by Leon Rosenshein

Intro to TDD

Test Driven Development (TDD) is an interesting concept. In many places the primary artifact of TDD, the unit test, has been used as an excuse to not have a test group/department. After all, if the unit tests pass, then the system has to work right?

Maybe. For a simple program or library that might be the case. But as systems get more complex that is less and less true. Because the behavior of the system is more than the behavior of the parts, and you can’t test system behavior by testing the parts. Integration tests help, but they’re not unit tests, and they’re not a complete substitute for trying the real thing in the real world.

To me, what TDD is good for is Design by Example. Write your example/demo code, then write the code to make it work. Unfortunately, that’s kind of counter to our usual process. Figure out what’s needed. Write a justification. Write a design doc. Write a detailed design doc. Write some code. Write some tests.

So here’s a quick way from Kent Beck, the father of TDD, to try out TDD, without having to change the entire system. In fact. it probably won’t take any longer than it would have anyway. You’ll end up learning about TDD, and probably end up with cleaner code.

  1. Change the code as usual
  2. Write a test that only passes after the change
  3. Revert to before 1
  4. Type the test again (copy/paste is cheating & invalidates the warranty of the exercise)
  5. Make it compile by changing the code
  6. See it fail
  7. Change the code to make it pass

The only thing I’d ask is that you do this as soon as you have the test(s) passing, instead of after you do your pre-commit cleanup/refactoring pass

I bet you’ll find that the test you write the second time doesn’t look exactly like the test you did the first time. Because now you know how you really want to work. You have a better understanding of the usage of the code, and what the inputs and outputs should be.

So the change in the test drives a change in the design of the code. And the design change means that the code under test looks even less like the original than the test does. But that’s a good thing. Because the code now better embodies the intent.
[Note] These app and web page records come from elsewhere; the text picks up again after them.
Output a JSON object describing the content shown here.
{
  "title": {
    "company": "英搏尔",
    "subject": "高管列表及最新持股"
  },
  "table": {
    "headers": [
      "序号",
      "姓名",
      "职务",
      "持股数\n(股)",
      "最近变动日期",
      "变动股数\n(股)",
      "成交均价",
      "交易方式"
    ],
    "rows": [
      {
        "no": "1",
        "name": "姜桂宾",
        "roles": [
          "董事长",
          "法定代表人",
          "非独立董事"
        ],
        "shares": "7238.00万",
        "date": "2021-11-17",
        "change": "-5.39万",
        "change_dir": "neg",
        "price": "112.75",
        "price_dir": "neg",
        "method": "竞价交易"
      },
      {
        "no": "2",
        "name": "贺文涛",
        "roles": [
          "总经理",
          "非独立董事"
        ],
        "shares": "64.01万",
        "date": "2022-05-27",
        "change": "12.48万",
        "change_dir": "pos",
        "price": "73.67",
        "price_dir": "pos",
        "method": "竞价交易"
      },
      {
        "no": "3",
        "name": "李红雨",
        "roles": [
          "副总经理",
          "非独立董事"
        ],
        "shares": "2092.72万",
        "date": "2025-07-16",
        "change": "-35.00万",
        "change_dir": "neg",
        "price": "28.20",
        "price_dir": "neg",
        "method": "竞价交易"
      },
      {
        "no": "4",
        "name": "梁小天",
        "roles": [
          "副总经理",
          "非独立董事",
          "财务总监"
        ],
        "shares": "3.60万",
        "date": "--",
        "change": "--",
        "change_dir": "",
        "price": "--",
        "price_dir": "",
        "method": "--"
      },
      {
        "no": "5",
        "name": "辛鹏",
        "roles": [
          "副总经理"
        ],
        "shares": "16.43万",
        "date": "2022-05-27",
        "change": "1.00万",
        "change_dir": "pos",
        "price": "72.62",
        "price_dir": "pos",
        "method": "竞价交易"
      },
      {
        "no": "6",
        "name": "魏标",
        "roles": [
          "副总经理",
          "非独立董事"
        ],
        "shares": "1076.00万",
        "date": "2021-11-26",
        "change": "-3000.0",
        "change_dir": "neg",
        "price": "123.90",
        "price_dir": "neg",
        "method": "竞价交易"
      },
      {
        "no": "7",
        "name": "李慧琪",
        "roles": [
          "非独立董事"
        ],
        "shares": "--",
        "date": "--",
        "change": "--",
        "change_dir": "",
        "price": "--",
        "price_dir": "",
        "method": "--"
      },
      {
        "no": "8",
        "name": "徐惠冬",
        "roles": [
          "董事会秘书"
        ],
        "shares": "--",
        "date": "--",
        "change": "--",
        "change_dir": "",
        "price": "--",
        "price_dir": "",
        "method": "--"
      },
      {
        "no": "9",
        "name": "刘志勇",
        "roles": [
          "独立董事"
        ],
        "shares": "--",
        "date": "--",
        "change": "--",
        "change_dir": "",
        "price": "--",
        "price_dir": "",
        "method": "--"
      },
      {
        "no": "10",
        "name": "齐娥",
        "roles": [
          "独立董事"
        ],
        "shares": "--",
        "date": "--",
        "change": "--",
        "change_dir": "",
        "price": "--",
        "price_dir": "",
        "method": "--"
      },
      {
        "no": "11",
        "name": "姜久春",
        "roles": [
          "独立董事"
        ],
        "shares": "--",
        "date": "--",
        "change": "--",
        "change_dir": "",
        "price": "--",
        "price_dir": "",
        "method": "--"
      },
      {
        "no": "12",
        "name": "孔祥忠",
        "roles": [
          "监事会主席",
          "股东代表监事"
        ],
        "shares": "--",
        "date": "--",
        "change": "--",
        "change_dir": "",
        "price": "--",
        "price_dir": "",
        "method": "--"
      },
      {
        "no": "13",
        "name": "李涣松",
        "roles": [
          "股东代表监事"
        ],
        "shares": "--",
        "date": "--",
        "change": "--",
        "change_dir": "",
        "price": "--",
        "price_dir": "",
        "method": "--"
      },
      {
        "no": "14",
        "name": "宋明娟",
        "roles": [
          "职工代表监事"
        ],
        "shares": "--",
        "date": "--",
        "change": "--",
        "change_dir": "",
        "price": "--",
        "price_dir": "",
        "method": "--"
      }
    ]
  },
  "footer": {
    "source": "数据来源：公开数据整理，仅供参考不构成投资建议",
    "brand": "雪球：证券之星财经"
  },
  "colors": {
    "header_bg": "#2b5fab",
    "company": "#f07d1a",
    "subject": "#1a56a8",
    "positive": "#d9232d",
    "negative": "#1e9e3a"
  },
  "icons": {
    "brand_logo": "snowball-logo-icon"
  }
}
Instead of having the API reflect the underlying code, you’re incentivized (by the test) to make the code match the usage.

Which means your users will have fewer surprises and more joy. Which is always a good thing.